Biodiversity and Biocomplexity Unit (Evan P. Economo)
Our lab seeks to understand how ecological and evolutionary processes interact to generate and regulate biodiversity across spatiotemporal scales and levels of biological organization. Living systems are diverse from gene sequences to organismal morphology to communities and ecosystems. Our goal as biologists is to document and catalogue this diversity and understand the complex interactions and dynamics that generate and sustain biological variation. Towards those ends, we integrate a variety of approaches including quantitative theory, phylogenetics, high-performance computing, ecoinformatics, morphometrics, field sampling, and taxonomy. Our research is strongly rooted in biodiversity collections, and the lab manages a research collection of approximately 50,000 ant specimens. Also see our Lab Website.
A long-term research goal of our lab is to build a comprehensive database and map of how ants are distributed around the world. We recently published a milestone in this effort, the first high-resolution mapping of richness and rarity. In this study, we compared ant patterns to vertebrates and used machine learning to predict hotspots of undiscovered diversity, which should help guide future research.
Post by Gaurav Agavekar, PhD student: One of the things I like about my PhD work is that I get to do a little bit of everything: fieldwork, molecular lab work, and bioinformatics. This helps keep monotony at bay and supplies a variety of interesting problems to solve. Although I like switching back and forth between these tasks, I probably enjoy fieldwork the most. Unfortunately, due to the pandemic, I haven’t had much of an opportunity to conduct fieldwork outside of Okinawa.

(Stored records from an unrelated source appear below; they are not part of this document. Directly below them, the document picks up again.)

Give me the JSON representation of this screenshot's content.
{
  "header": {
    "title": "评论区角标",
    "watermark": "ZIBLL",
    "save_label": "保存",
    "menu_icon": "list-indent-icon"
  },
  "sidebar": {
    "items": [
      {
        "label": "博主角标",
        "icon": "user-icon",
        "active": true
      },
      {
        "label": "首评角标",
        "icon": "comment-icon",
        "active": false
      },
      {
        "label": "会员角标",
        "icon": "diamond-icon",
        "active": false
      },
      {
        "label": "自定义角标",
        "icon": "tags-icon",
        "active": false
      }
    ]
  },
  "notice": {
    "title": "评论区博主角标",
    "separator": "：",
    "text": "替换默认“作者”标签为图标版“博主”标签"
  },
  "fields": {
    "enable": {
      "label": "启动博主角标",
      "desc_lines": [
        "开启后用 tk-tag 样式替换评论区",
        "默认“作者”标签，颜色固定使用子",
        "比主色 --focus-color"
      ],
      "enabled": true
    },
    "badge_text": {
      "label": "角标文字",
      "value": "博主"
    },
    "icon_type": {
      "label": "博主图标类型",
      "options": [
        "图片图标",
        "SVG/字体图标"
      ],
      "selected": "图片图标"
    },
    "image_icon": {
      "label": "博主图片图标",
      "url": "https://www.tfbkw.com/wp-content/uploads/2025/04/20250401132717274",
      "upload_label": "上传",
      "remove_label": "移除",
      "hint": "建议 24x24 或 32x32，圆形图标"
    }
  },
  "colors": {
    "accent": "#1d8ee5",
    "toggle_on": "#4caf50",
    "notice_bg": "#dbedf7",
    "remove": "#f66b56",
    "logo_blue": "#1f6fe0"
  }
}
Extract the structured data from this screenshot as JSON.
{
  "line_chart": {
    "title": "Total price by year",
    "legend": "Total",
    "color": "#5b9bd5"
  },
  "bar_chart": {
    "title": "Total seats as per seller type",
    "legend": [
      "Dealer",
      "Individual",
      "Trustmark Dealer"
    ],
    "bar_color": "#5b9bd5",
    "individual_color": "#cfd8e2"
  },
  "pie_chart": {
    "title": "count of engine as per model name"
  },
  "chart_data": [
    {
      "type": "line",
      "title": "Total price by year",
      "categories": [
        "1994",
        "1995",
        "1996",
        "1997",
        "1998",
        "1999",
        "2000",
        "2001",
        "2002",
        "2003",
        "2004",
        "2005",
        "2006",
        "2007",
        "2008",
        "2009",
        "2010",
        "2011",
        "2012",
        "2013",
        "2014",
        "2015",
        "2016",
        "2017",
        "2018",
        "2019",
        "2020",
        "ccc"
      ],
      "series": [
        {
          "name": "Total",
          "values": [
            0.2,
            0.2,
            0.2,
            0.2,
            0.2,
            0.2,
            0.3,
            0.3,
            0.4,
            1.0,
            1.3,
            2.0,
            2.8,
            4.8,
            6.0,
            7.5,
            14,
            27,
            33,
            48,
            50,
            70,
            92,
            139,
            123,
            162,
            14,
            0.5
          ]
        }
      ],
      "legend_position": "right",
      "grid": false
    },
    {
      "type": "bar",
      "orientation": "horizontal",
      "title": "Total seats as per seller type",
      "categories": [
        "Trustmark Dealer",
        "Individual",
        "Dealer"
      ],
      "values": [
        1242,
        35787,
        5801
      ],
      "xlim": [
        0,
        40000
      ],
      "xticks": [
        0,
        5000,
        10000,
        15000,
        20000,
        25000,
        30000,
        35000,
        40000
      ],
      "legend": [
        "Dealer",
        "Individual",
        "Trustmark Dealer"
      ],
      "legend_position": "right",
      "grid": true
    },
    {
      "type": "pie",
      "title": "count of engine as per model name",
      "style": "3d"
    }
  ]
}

I am on sabbatical this year at Harvard University, where I was lucky enough be named the Mary I. Bunting Fellow at the Radcliffe Institute of Advanced Study. The fellowship program includes 50 scholars to reside here for a year and work on projects in an interdisciplinary environment. The fellowship program has a heavy weight toward Humanities and Social Sciences, which is a great change of pace after being at Natural Science-only OIST for the past years.